we have, and erasing a person’s ability to feel pleasure and joy and emotion is robbing
them of the right to make connections and be a human being. It is not entirely different from killing
them – it’s just subjecting then to a slow, agonizing purgatory of a death. It is a grievous, horrible thing to do, and
yet.. Grimmer was a rare case. Even though he may not have realized it, he
was able to quickly form attachments. To strike up a quick sense of comeradery with
Lunge, to befriend Tenma, to see enough possibility of fulfillment in this life to want to stop
children from ending their own, even if he hadn’t been fulfilled himself. To search for truths, and use those truths
to help others. He himself would deny it, but Grimmer was
a genuinely good person. One who was able to find it within himself
to scrounge together some vague sense of value from this life that had been stolen from him. Choice. Freedom. Individuality. Emotion. Expression. The highs and lows of feeling. Grimmer had many significant events in his
life, both professionally and personally; he was relatively, successful, he got married,
had a child, even experienced the death of his child. But thanks to the experiments of 511 Kinderheim,
thanks to people like Bonaparte, all he felt during these times was a numbness. As mentioned, here were little instances where
he was able to tap into some empathy and emotion, but ultimately he was left unable to know
how it felt to truly experience the joys and sorrows of existence. Unable to be a true human being.
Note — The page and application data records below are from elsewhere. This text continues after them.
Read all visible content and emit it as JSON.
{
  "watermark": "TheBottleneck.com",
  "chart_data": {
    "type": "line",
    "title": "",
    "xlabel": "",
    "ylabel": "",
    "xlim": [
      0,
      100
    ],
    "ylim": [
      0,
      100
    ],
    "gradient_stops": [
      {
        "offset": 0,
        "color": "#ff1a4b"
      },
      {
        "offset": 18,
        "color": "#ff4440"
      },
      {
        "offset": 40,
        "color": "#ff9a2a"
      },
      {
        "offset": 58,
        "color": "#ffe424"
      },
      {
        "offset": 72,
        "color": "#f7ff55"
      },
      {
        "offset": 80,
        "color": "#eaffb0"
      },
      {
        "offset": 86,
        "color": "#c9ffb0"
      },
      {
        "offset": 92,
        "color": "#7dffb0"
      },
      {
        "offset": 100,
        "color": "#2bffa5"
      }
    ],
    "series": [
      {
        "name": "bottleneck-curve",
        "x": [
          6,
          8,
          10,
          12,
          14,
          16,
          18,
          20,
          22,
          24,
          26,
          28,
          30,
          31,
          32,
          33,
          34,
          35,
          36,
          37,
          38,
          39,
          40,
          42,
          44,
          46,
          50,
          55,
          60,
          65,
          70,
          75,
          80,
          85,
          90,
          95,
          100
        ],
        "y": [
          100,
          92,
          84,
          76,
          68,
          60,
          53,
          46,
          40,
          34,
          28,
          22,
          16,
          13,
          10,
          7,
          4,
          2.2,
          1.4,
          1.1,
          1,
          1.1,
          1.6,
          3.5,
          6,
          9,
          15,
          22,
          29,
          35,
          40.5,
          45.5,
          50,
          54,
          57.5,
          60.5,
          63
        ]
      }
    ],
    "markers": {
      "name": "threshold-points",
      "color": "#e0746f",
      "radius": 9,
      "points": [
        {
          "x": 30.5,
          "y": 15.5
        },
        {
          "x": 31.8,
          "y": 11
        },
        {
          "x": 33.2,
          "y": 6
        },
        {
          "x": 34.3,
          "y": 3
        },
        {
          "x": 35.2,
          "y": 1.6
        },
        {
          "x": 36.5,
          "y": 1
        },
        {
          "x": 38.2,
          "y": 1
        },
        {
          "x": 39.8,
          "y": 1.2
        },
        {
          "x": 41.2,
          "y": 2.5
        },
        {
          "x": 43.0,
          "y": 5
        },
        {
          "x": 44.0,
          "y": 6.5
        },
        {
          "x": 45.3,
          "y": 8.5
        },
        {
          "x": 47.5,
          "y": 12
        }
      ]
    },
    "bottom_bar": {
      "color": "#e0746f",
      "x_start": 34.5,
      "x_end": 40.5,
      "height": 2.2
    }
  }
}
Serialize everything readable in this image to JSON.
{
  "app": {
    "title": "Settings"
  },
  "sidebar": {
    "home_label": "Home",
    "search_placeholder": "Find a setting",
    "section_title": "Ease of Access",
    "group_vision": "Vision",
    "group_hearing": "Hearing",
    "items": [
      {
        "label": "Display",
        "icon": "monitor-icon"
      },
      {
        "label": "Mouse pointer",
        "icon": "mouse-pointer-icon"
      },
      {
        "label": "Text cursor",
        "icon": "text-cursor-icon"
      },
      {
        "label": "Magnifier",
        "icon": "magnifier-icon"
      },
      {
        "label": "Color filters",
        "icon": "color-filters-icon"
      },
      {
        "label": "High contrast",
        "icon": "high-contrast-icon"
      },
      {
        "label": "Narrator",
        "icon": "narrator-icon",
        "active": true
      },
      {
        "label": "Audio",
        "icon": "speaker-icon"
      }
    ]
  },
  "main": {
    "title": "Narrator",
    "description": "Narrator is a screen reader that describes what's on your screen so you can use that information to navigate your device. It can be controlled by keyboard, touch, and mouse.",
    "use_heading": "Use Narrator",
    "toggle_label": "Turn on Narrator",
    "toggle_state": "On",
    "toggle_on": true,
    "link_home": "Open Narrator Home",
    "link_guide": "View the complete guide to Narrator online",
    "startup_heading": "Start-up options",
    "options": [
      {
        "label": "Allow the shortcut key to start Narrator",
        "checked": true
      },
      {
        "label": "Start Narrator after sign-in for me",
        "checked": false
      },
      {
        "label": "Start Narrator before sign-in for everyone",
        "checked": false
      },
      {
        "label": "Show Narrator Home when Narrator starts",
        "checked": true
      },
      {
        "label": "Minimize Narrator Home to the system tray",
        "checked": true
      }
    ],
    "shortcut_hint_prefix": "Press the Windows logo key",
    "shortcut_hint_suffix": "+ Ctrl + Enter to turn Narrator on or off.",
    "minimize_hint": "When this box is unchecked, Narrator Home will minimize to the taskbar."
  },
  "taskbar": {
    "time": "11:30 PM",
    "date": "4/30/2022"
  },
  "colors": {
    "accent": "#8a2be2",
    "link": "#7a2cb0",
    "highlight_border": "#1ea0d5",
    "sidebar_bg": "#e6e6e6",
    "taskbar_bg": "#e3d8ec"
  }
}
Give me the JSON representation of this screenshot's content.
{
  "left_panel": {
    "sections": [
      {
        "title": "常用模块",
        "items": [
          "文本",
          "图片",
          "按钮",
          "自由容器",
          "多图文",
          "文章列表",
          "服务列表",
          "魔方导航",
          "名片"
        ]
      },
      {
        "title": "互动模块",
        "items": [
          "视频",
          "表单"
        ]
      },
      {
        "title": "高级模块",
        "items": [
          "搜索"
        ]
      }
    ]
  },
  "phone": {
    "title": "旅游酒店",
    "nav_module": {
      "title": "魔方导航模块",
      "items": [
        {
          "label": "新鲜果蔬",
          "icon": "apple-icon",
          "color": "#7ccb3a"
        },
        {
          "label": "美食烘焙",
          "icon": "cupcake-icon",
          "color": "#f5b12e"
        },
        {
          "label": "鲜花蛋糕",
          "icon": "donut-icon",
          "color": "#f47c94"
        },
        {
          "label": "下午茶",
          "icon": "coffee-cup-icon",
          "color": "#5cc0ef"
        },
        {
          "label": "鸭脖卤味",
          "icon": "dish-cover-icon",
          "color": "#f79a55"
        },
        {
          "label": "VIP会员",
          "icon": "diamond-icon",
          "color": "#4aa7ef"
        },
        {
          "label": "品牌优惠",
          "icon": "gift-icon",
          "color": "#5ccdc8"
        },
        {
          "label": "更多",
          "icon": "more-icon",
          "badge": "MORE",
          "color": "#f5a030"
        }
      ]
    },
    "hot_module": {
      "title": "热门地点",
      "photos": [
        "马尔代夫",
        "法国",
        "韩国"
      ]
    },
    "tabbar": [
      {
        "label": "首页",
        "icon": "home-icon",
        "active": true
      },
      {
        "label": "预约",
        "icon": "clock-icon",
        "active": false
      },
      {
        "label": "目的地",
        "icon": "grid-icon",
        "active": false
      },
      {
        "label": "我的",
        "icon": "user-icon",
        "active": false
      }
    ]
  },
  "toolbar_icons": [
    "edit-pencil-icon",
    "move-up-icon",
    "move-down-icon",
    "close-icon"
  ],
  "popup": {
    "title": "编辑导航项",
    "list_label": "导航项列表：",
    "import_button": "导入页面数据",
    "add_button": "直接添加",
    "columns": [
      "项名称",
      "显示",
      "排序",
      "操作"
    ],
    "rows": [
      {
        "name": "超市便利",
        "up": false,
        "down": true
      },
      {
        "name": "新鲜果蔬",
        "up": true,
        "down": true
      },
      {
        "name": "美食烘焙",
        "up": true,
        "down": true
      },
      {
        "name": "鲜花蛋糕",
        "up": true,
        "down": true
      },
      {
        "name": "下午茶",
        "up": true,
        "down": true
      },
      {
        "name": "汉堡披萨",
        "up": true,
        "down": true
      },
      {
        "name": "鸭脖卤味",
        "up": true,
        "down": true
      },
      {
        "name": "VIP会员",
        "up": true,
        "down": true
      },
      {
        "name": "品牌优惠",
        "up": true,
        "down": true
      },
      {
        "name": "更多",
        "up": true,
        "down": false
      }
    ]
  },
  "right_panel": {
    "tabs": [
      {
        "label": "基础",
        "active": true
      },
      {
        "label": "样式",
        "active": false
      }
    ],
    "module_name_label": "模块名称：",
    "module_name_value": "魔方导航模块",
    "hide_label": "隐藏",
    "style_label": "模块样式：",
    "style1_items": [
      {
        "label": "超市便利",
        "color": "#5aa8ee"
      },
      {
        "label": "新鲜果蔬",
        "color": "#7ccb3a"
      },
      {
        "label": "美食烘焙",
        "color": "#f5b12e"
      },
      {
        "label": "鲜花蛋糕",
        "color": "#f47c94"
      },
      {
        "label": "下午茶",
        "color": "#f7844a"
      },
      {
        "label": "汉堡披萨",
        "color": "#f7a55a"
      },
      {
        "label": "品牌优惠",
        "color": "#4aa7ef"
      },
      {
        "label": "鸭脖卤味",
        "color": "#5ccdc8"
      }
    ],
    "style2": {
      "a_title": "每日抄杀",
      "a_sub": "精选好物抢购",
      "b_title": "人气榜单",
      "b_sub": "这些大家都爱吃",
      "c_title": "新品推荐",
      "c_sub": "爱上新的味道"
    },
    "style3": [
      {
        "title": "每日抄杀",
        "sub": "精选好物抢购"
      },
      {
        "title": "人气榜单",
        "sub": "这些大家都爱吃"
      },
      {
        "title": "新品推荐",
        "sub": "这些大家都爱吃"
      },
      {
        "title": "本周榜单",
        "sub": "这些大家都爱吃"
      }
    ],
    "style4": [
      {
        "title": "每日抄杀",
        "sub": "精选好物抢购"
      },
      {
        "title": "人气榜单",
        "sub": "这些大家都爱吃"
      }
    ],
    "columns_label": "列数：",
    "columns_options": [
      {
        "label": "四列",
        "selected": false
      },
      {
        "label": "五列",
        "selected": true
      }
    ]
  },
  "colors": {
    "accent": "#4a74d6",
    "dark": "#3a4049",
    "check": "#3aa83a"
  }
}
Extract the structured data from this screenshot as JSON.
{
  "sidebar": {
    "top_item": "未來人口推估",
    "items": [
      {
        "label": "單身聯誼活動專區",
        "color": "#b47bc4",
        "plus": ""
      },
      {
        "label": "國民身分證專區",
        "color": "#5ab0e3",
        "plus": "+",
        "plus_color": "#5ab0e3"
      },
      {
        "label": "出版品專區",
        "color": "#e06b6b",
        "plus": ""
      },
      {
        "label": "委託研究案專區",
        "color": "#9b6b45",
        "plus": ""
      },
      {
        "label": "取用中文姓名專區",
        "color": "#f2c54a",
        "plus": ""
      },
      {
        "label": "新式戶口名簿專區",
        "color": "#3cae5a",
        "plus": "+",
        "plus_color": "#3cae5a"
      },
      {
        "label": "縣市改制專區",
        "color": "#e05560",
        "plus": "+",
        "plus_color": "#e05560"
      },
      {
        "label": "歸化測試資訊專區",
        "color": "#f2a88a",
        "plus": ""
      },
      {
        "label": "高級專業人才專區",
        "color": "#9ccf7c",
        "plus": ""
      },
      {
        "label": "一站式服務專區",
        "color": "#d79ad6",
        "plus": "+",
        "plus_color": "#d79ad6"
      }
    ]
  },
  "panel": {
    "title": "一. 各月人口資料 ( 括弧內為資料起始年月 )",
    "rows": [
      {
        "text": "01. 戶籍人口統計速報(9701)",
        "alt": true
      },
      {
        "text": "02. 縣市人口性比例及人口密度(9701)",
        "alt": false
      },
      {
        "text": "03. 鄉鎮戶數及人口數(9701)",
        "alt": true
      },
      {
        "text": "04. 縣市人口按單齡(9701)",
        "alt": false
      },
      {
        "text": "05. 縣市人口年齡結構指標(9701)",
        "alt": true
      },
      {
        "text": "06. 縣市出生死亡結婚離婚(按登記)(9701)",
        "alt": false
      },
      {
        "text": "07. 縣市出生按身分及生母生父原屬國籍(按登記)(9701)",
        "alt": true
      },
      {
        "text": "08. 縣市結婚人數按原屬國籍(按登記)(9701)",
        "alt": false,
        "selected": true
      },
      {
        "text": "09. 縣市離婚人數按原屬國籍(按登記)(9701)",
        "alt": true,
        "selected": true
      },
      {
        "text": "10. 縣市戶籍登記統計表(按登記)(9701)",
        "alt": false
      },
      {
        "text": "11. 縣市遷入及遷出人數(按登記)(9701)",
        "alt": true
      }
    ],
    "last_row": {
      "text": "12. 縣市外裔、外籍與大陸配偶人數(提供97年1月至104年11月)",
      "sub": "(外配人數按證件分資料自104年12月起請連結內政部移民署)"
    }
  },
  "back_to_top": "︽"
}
As such, the greatest moments of Grimmer’s
life were ironically right at the end of it, during his most tumultuous times – because
he had finally unlocked his humanity. Because despite the deep suffering he endured
in these final moments; the anger, the sadness, the pain – he was finally able to feel something. He was finally able to become human. To genuinely cry; not out of sadness for his
life having ended, but out of a paradoxical happiness for finally being able to grieve
and feel for his long-lost son. To live as others do. Truly, we are nothing without our connections. And those connections may alter, sever and
weaken over time, but we always feel them as we continue through our lives, strengthening
us, teaching us, and helping us to be genuine. Not to mention, these connections work both
ways. Grimmer was able to feel things through his
relationships by the end, but his kind heart was able to impact others too. Lunge, Tenma, Suk, all of the children.. he
impacted the lives of others, and his legacy is one of compassion, empathy and truth; one
that continued to enrich the world long after he departed it. As terrible as the majority of his life was,
Grimmer is an example of this unrelenting emotion and how it comes about as a result
of these attachments we form throughout life. He is the story’s proof that you can’t
simply erase these feelings, and his life is Monster’s most succinct encapsulation
of this idea. His selfless endeavour to champion the importance
of genuine humanity despite his experiences is just as admirable as anything else from
the story. And 511 Kinderheim may have stolen what should
have been a fulfilling life from him, but for just a moment, just a tiny expanse of
time, Wolfgang Grimmer was able to experience a glimpse of the blessing and curse that is
the human spirit. And what a beautiful glimpse it was. Many thanks for watching.